What you are asked to do — Copy out the listing that follows in its entirety, keeping it exactly the same.

Start of Block

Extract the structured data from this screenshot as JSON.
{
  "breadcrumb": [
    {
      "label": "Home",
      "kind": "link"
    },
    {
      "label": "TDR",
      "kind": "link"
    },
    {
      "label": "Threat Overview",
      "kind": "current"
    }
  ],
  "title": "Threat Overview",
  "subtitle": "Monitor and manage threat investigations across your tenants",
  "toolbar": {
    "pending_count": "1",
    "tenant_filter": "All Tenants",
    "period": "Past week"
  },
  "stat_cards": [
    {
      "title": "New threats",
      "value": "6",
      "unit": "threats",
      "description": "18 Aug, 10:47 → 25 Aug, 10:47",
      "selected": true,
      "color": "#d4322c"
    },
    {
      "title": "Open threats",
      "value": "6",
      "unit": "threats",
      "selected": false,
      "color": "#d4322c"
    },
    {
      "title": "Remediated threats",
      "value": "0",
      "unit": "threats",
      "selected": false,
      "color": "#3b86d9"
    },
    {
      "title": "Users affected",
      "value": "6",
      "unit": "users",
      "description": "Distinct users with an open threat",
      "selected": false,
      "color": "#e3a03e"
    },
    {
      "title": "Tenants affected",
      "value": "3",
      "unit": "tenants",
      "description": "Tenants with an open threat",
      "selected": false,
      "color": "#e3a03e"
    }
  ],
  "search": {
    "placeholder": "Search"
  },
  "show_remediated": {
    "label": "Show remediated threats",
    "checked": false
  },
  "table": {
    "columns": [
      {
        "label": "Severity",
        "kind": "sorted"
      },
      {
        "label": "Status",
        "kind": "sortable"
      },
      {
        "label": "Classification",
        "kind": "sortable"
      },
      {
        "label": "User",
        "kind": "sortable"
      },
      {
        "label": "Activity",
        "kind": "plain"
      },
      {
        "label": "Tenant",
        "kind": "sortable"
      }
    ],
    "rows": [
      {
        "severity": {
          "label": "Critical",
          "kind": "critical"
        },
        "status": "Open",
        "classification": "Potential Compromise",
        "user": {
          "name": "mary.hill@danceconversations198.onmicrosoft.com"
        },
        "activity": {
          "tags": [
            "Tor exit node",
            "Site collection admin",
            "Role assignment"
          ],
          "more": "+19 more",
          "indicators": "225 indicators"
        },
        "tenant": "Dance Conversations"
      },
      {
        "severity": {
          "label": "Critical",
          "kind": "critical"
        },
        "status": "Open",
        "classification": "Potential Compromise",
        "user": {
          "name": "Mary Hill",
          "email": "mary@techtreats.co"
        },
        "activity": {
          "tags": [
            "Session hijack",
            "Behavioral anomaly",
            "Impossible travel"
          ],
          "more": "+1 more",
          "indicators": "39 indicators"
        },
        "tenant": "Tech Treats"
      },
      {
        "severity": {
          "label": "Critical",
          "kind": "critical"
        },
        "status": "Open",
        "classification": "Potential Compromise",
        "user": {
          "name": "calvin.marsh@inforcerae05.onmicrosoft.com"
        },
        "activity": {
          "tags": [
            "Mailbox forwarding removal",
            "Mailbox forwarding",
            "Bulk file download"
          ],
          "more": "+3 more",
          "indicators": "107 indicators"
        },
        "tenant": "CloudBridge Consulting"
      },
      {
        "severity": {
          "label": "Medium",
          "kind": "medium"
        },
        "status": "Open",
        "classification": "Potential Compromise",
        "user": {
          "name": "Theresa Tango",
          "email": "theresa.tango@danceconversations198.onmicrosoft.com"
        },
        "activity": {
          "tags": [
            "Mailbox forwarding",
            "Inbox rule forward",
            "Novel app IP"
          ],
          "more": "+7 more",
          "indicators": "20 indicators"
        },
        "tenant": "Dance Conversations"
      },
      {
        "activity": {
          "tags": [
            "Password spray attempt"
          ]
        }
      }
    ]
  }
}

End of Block

Output of the exercise —
Extract the structured data from this screenshot as JSON.
{
  "breadcrumb": [
    {
      "label": "Home",
      "kind": "link"
    },
    {
      "label": "TDR",
      "kind": "link"
    },
    {
      "label": "Threat Overview",
      "kind": "current"
    }
  ],
  "title": "Threat Overview",
  "subtitle": "Monitor and manage threat investigations across your tenants",
  "toolbar": {
    "pending_count": "1",
    "tenant_filter": "All Tenants",
    "period": "Past week"
  },
  "stat_cards": [
    {
      "title": "New threats",
      "value": "6",
      "unit": "threats",
      "description": "18 Aug, 10:47 → 25 Aug, 10:47",
      "selected": true,
      "color": "#d4322c"
    },
    {
      "title": "Open threats",
      "value": "6",
      "unit": "threats",
      "selected": false,
      "color": "#d4322c"
    },
    {
      "title": "Remediated threats",
      "value": "0",
      "unit": "threats",
      "selected": false,
      "color": "#3b86d9"
    },
    {
      "title": "Users affected",
      "value": "6",
      "unit": "users",
      "description": "Distinct users with an open threat",
      "selected": false,
      "color": "#e3a03e"
    },
    {
      "title": "Tenants affected",
      "value": "3",
      "unit": "tenants",
      "description": "Tenants with an open threat",
      "selected": false,
      "color": "#e3a03e"
    }
  ],
  "search": {
    "placeholder": "Search"
  },
  "show_remediated": {
    "label": "Show remediated threats",
    "checked": false
  },
  "table": {
    "columns": [
      {
        "label": "Severity",
        "kind": "sorted"
      },
      {
        "label": "Status",
        "kind": "sortable"
      },
      {
        "label": "Classification",
        "kind": "sortable"
      },
      {
        "label": "User",
        "kind": "sortable"
      },
      {
        "label": "Activity",
        "kind": "plain"
      },
      {
        "label": "Tenant",
        "kind": "sortable"
      }
    ],
    "rows": [
      {
        "severity": {
          "label": "Critical",
          "kind": "critical"
        },
        "status": "Open",
        "classification": "Potential Compromise",
        "user": {
          "name": "mary.hill@danceconversations198.onmicrosoft.com"
        },
        "activity": {
          "tags": [
            "Tor exit node",
            "Site collection admin",
            "Role assignment"
          ],
          "more": "+19 more",
          "indicators": "225 indicators"
        },
        "tenant": "Dance Conversations"
      },
      {
        "severity": {
          "label": "Critical",
          "kind": "critical"
        },
        "status": "Open",
        "classification": "Potential Compromise",
        "user": {
          "name": "Mary Hill",
          "email": "mary@techtreats.co"
        },
        "activity": {
          "tags": [
            "Session hijack",
            "Behavioral anomaly",
            "Impossible travel"
          ],
          "more": "+1 more",
          "indicators": "39 indicators"
        },
        "tenant": "Tech Treats"
      },
      {
        "severity": {
          "label": "Critical",
          "kind": "critical"
        },
        "status": "Open",
        "classification": "Potential Compromise",
        "user": {
          "name": "calvin.marsh@inforcerae05.onmicrosoft.com"
        },
        "activity": {
          "tags": [
            "Mailbox forwarding removal",
            "Mailbox forwarding",
            "Bulk file download"
          ],
          "more": "+3 more",
          "indicators": "107 indicators"
        },
        "tenant": "CloudBridge Consulting"
      },
      {
        "severity": {
          "label": "Medium",
          "kind": "medium"
        },
        "status": "Open",
        "classification": "Potential Compromise",
        "user": {
          "name": "Theresa Tango",
          "email": "theresa.tango@danceconversations198.onmicrosoft.com"
        },
        "activity": {
          "tags": [
            "Mailbox forwarding",
            "Inbox rule forward",
            "Novel app IP"
          ],
          "more": "+7 more",
          "indicators": "20 indicators"
        },
        "tenant": "Dance Conversations"
      },
      {
        "activity": {
          "tags": [
            "Password spray attempt"
          ]
        }
      }
    ]
  }
}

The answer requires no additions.